” ‘Labels (for cross streets and house numbers) just kind of hover over the ground as you’re driving through a neighborhood,’ said Schweinsberg. ‘Mercedes-Benz really is the leader in navigation and maps.’ ”
Subaru Legacy: Driver assist technology
“The new Legacy midsize sedan lands on the 2020 Wards 10 Best UX list “for excelling on many fronts.”
Judges said they found “the Legacy’s ADAS (advanced driver assistance systems) confidence inspiring — some of the best-performing driver-assist tech in any vehicle evaluated.”
“The adaptive cruise control function (packaged within the EyeSight suite along with lane-keeping) works well, maintaining distance and slowing the car to a stop in a linear fashion,” Zoia said.
Judges also loved “the ability to fine-tune the Legacy’s acceleration after a stop. So many vehicles resume in a pokey fashion when ACC is on — and you can still get that in the Legacy if that’s what you prefer.”
“But select ‘Cruise Control Acceleration Characteristic: Level 4 Dynamic’ from the menu, and you’ll leave trailing vehicles in the dust.”
Toyota Highlander: Touchscreen
“A new 12.3-inch infotainment touchscreen … sets a new standard among rivals while retaining elements from the previous and popular outgoing model. “
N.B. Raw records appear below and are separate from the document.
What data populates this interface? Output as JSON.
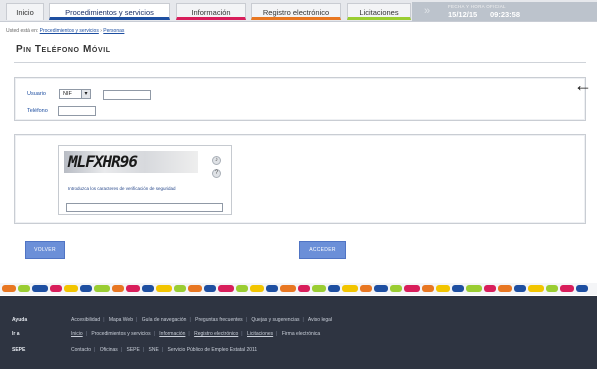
{
  "tabs": [
    {
      "label": "Inicio"
    },
    {
      "label": "Procedimientos y servicios"
    },
    {
      "label": "Información"
    },
    {
      "label": "Registro electrónico"
    },
    {
      "label": "Licitaciones"
    }
  ],
  "clock": {
    "label": "FECHA Y HORA OFICIAL",
    "date": "15/12/15",
    "time": "09:23:58"
  },
  "breadcrumb": {
    "prefix": "Usted está en:",
    "items": [
      "Procedimientos y servicios",
      "Personas"
    ]
  },
  "page": {
    "title": "Pin Teléfono Móvil"
  },
  "form": {
    "user_label": "Usuario",
    "id_type": "NIF",
    "phone_label": "Teléfono"
  },
  "captcha": {
    "text": "MLFXHR96",
    "hint": "Introduzca los caracteres de verificación de seguridad"
  },
  "buttons": {
    "back": "VOLVER",
    "enter": "ACCEDER"
  },
  "footer": {
    "rows": [
      {
        "head": "Ayuda",
        "links": [
          "Accesibilidad",
          "Mapa Web",
          "Guía de navegación",
          "Preguntas frecuentes",
          "Quejas y sugerencias",
          "Aviso legal"
        ]
      },
      {
        "head": "Ir a",
        "links": [
          "Inicio",
          "Procedimientos y servicios",
          "Información",
          "Registro electrónico",
          "Licitaciones",
          "Firma electrónica"
        ]
      },
      {
        "head": "SEPE",
        "links": [
          "Contacto",
          "Oficinas",
          "SEPE",
          "SNE",
          "Servicio Público de Empleo Estatal 2011"
        ]
      }
    ]
  },
  "colors": {
    "accent": "#1e4fa1",
    "footer_bg": "#2e3441",
    "button": "#6b8fd8"
  }
}
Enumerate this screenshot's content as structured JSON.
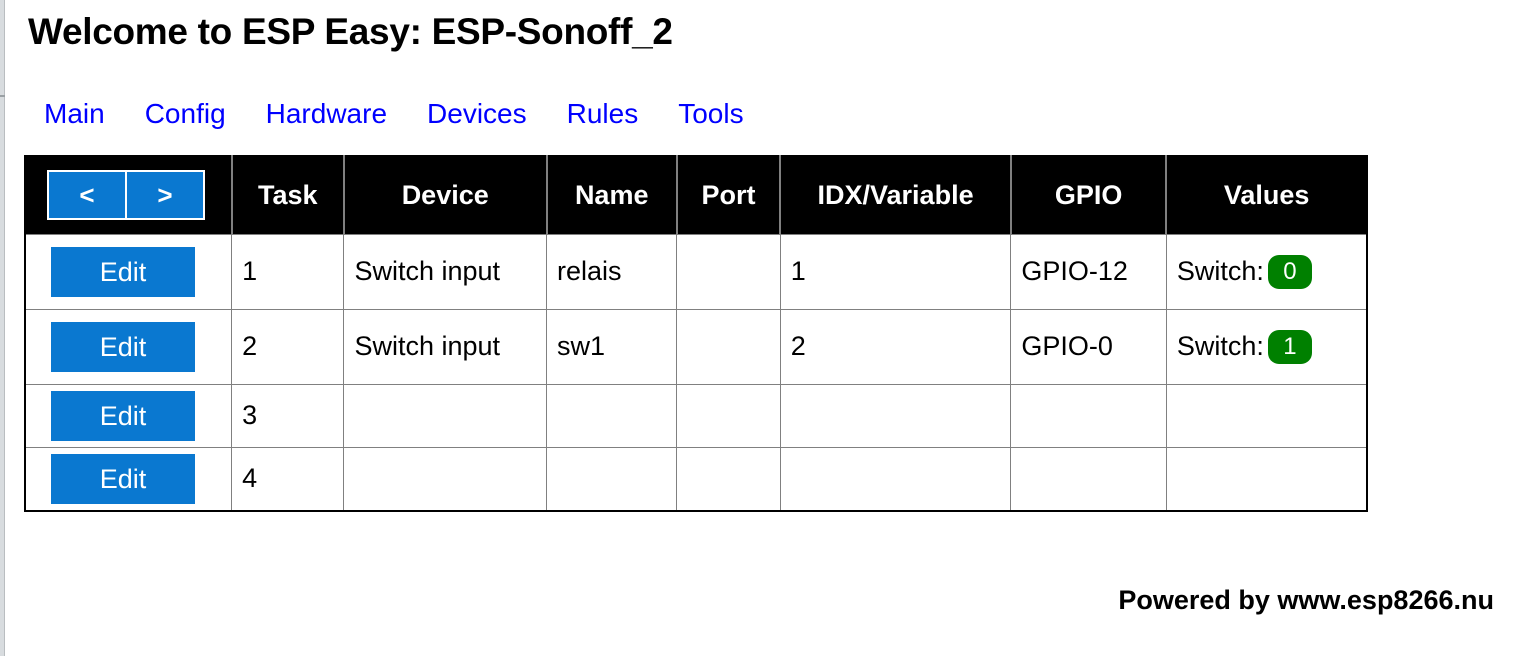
{
  "page": {
    "title": "Welcome to ESP Easy: ESP-Sonoff_2",
    "footer": "Powered by www.esp8266.nu"
  },
  "nav": {
    "items": [
      {
        "label": "Main"
      },
      {
        "label": "Config"
      },
      {
        "label": "Hardware"
      },
      {
        "label": "Devices"
      },
      {
        "label": "Rules"
      },
      {
        "label": "Tools"
      }
    ],
    "link_color": "#0000ff"
  },
  "table": {
    "pager": {
      "prev_label": "<",
      "next_label": ">"
    },
    "headers": [
      "Task",
      "Device",
      "Name",
      "Port",
      "IDX/Variable",
      "GPIO",
      "Values"
    ],
    "edit_label": "Edit",
    "button_color": "#0a78d0",
    "badge_color": "#008000",
    "header_background": "#000000",
    "rows": [
      {
        "edit": "Edit",
        "task": "1",
        "device": "Switch input",
        "name": "relais",
        "port": "",
        "idx": "1",
        "gpio": "GPIO-12",
        "value_label": "Switch:",
        "value_badge": "0"
      },
      {
        "edit": "Edit",
        "task": "2",
        "device": "Switch input",
        "name": "sw1",
        "port": "",
        "idx": "2",
        "gpio": "GPIO-0",
        "value_label": "Switch:",
        "value_badge": "1"
      },
      {
        "edit": "Edit",
        "task": "3",
        "device": "",
        "name": "",
        "port": "",
        "idx": "",
        "gpio": "",
        "value_label": "",
        "value_badge": ""
      },
      {
        "edit": "Edit",
        "task": "4",
        "device": "",
        "name": "",
        "port": "",
        "idx": "",
        "gpio": "",
        "value_label": "",
        "value_badge": ""
      }
    ]
  }
}
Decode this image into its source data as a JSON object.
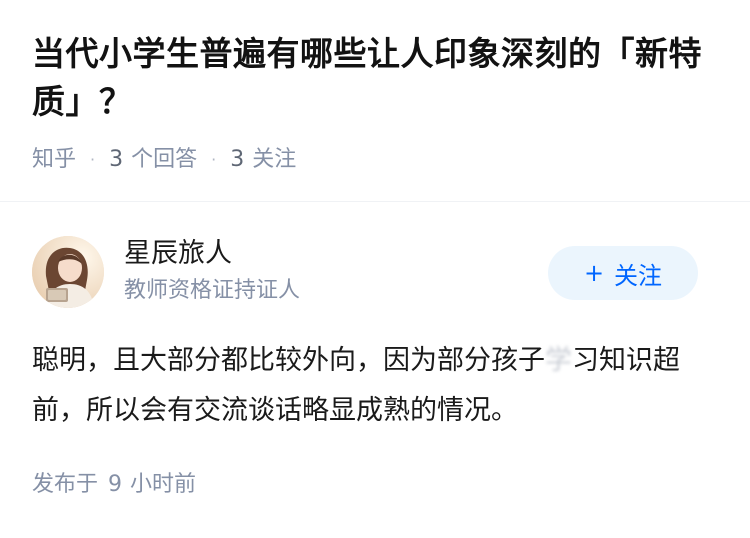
{
  "question": {
    "title": "当代小学生普遍有哪些让人印象深刻的「新特质」？",
    "source": "知乎",
    "answer_count": "3",
    "answer_label": "个回答",
    "follower_count": "3",
    "follower_label": "关注"
  },
  "author": {
    "name": "星辰旅人",
    "bio": "教师资格证持证人",
    "follow_label": "关注",
    "follow_icon": "plus-icon"
  },
  "answer": {
    "text_part1": "聪明，且大部分都比较外向，因为部分孩子",
    "text_blurred": "学",
    "text_part2": "习知识超前，所以会有交流谈话略显成熟的情况。",
    "published_prefix": "发布于",
    "published_num": "9",
    "published_suffix": "小时前"
  },
  "colors": {
    "accent": "#0066ff",
    "follow_bg": "#ebf5fd",
    "meta_gray": "#8590a6"
  }
}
The “touchscreen has great resolution and is nicely configurable,” Zoia observed, calling out the “big buttons for HVAC and radio.”
Schweinsberg found the “voice controls intuitive and responsive, even when using natural speech instead of scripted commands.”
” ‘To get to where I was to meet Dave for a car swap,’ she said, ‘it was smart enough to know the Comerica we were meeting at wasn’t on Squirrel Road, as I asked for, but on Hamlin Road. Nice.’ ”
VW Atlas Cross Sport: Traffic Jam Assist
“The pièce de résistance may be Traffic Jam Assist. The long-awaited feature represents Level 2+ automated driving, where the car uses its front camera and front radar sensors for full-stop adaptive cruise control up to 37 mph. Lane-keep assist maintains the car in its lane, even through curves. Stop for less than 3 seconds and the Atlas Cross Sport will resume travel automatically when the vehicle in front pulls away. Any longer than that and the driver needs only to tap the accelerator, or press the resume button on the steering wheel, to reactivate the system.”
Wards picked the winners from 18 candidates, a smaller field than usual, but, you know, pandemic.
Read or Share this story: https://www.usatoday.com/story/money/cars/2020/08/10/peppy-wake-up-tunes-remote-park-these-cars-surprise-you/3333299001/